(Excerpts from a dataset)
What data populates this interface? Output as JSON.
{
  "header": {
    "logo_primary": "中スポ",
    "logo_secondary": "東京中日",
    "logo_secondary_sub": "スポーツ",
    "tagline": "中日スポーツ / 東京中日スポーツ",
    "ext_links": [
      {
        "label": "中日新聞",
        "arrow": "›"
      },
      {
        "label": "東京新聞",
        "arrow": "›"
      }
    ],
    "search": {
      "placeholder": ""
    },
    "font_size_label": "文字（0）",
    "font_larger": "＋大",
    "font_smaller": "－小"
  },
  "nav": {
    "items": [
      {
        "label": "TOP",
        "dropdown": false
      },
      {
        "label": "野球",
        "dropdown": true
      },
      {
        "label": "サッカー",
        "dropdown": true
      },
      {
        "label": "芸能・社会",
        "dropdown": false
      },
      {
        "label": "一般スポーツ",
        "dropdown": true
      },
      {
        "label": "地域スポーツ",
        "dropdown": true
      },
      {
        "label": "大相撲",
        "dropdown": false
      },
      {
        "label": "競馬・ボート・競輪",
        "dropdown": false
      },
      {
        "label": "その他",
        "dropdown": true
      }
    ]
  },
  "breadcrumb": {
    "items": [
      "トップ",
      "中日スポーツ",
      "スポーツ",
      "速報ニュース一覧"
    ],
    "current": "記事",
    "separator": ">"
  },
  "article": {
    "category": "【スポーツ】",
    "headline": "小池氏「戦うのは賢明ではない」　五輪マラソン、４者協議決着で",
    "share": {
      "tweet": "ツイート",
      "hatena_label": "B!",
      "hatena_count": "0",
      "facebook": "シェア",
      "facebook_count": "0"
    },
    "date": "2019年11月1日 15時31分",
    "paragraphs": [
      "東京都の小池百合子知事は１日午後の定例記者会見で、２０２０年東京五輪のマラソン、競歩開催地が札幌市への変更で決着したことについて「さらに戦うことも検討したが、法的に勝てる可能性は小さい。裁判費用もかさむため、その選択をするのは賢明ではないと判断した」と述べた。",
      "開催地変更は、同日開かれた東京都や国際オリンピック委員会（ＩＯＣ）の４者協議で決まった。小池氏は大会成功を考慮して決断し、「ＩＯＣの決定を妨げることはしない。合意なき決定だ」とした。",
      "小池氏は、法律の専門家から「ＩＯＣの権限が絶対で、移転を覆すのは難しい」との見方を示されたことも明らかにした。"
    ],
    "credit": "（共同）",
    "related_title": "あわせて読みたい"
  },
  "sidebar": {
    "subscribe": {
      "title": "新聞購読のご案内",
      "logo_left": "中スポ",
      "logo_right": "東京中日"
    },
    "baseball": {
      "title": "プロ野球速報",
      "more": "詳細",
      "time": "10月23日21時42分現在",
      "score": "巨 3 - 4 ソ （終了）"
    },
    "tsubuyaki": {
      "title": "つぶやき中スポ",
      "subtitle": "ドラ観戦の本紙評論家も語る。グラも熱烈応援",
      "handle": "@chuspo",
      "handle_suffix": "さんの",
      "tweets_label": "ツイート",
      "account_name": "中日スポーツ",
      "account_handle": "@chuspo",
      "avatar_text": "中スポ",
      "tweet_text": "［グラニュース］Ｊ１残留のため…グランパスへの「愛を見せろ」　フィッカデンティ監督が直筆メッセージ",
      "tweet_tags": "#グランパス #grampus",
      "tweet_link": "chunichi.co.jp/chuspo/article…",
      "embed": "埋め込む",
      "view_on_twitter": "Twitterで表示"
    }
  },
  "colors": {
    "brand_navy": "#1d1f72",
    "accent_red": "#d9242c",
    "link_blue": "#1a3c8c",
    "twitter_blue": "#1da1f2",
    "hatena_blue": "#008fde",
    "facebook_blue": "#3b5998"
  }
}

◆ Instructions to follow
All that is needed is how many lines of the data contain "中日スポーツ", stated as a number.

◆ Completed exercise
3